These guidelines are consistent with the priorities of the Australian Commission on Safety and Quality in Health Care and there will be a two-year transition period before the guidelines come into effect in November 2017. This transition will allow practitioners to make sure their practice complies with these requirements.
For all these documents, and additional FAQ, visit the Codes and guidelines section of the Board’s website.
The Board is holding forums around Australia in the first half of 2016. These will cover information on the role of the Board and AHPRA, and policy and notification trends updates.
A successful forum was held in Perth at the Confucius Institute at The University of Western Australia in November 2015. On 22 February 2016 the forum was held in Adelaide at the Adina Apartment Hotel Adelaide Treasury, attended by more than 50 registrants.
The National Board would like to invite you to these forums to discuss regulation and encourage the integration of registration standards, codes and guidelines into Chinese medicine practice. The dates for the forums in 2016 are:
To register to attend a forum in your city, please send an email with your full name (surname in capitals) and email address to email@example.com.
Keep an eye on the Board website’s News page for updated information about the forums.
From November 2015, all Chinese medicine practitioners who have restrictions placed on their registration by the Board as a result of past substance misuse will have routine quarterly hair testing, in addition to random urine testing.
The introduction of routine hair testing is based on expert advice about modern screening methods. Routine hair testing helps provide comprehensive information about the use – over time – of a wide range of drugs (not just based on the practitioner’s drug taking history).
The drug screening protocol is part of a wider, national strategy to effectively manage compliance and monitoring across the National Scheme. More information is in the statement published on the Board’s website.
A new video and an accompanying infographic explaining the Australia-wide scheme that is in place to protect members of the public has recently been launched by AHPRA.
Working in partnership with the 14 National Boards, AHPRA helps regulate Australia’s 630,000-plus registered health practitioners through a national scheme.
The video explains how the National Scheme works and how patients are protected.
Both resources are available on the What we do page of the AHPRA website.
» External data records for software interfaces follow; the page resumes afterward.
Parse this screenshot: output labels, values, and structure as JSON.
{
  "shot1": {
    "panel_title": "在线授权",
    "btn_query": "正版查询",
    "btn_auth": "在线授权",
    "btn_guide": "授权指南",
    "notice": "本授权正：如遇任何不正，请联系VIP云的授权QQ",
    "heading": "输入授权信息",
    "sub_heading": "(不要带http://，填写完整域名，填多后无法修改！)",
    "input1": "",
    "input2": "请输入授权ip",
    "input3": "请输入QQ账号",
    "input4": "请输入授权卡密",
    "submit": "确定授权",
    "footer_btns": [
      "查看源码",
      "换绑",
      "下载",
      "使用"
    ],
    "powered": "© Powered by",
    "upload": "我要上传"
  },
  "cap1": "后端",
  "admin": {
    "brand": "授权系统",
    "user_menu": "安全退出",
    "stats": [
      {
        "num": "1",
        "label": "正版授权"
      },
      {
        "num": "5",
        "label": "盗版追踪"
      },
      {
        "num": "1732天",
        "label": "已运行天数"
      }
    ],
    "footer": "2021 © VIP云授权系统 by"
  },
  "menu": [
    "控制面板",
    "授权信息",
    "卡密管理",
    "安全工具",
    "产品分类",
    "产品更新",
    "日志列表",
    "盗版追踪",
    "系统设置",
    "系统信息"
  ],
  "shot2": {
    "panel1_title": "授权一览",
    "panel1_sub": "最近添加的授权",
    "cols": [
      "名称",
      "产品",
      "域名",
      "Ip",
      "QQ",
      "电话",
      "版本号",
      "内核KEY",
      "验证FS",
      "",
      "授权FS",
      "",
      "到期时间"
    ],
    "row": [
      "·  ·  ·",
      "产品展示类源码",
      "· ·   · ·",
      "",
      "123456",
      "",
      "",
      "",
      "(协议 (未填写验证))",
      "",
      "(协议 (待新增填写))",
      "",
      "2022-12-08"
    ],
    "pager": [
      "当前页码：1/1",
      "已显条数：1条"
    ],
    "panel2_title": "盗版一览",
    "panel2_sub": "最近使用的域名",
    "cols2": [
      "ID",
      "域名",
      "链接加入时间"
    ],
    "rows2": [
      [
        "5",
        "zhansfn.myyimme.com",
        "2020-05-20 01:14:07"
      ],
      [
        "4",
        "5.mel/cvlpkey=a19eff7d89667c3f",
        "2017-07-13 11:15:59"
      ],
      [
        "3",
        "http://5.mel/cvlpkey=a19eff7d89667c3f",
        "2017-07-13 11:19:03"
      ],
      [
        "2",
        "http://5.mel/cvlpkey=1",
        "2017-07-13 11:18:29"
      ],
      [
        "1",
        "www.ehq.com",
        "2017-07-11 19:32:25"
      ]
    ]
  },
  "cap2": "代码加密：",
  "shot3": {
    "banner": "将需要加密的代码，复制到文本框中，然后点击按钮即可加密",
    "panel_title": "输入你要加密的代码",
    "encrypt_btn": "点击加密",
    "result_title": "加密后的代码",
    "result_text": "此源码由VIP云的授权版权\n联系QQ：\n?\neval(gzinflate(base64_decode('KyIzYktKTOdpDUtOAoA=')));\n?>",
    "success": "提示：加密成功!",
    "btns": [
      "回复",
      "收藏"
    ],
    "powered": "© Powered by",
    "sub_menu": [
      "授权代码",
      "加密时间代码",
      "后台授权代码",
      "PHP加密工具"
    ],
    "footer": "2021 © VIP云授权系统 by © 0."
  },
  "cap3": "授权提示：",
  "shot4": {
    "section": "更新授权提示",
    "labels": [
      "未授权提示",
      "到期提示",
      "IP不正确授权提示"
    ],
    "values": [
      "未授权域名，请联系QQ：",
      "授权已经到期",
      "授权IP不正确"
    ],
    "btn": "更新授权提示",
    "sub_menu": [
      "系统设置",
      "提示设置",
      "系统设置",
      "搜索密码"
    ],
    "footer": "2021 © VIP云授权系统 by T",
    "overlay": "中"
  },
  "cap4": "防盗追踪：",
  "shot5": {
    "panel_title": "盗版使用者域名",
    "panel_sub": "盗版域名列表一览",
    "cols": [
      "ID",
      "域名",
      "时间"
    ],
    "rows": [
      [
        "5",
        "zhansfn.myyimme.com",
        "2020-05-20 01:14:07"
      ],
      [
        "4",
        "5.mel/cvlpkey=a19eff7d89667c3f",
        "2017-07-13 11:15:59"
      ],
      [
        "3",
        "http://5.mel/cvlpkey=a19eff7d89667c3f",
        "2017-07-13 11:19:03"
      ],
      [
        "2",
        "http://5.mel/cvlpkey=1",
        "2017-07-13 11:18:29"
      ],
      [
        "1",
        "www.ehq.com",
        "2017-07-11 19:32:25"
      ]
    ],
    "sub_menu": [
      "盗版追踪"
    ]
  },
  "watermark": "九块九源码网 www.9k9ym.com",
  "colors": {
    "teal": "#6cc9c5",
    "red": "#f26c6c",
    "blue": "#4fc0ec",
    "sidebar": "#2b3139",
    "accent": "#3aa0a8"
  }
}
The video can also be watched on AHPRA’s YouTube channel.
AHPRA and the National Boards have released their 2014/15 annual report on the National Scheme, providing a comprehensive record of the operations of the National Scheme for the 12 months ending 30 June 2015.
The annual report is published on AHPRA’s annual report mini-site. It includes a detailed report – including data – for the Chinese Medicine Board of Australia.
The National Board will soon publish a report of its work in regulating Chinese medicine practice in the National Scheme during 2014/15.
The report will provide a profession-specific view of the Board’s work to manage risk to the public and regulate the profession in the public interest. It is a profile of regulation at work in Australia for the 12 months ending 30 June 2015.
The data in this report are drawn from data published in the 2014/15 annual report of AHPRA and the National Boards.
Look out for the report in the next month on AHPRA’s annual report mini-site, where the 2014/15 state and territory summaries will also be published. We will have a link and news item on the Board’s website.
AHPRA has published a news item that outlines employers’ obligations, and has ads running on LinkedIn and Facebook. This is the first step in the campaign, with many more activities to follow, including direct mail, paid print advertising, and in-language advertising (for the public campaign).
The overall campaign will be rolled out in stages and has three target audiences and objectives: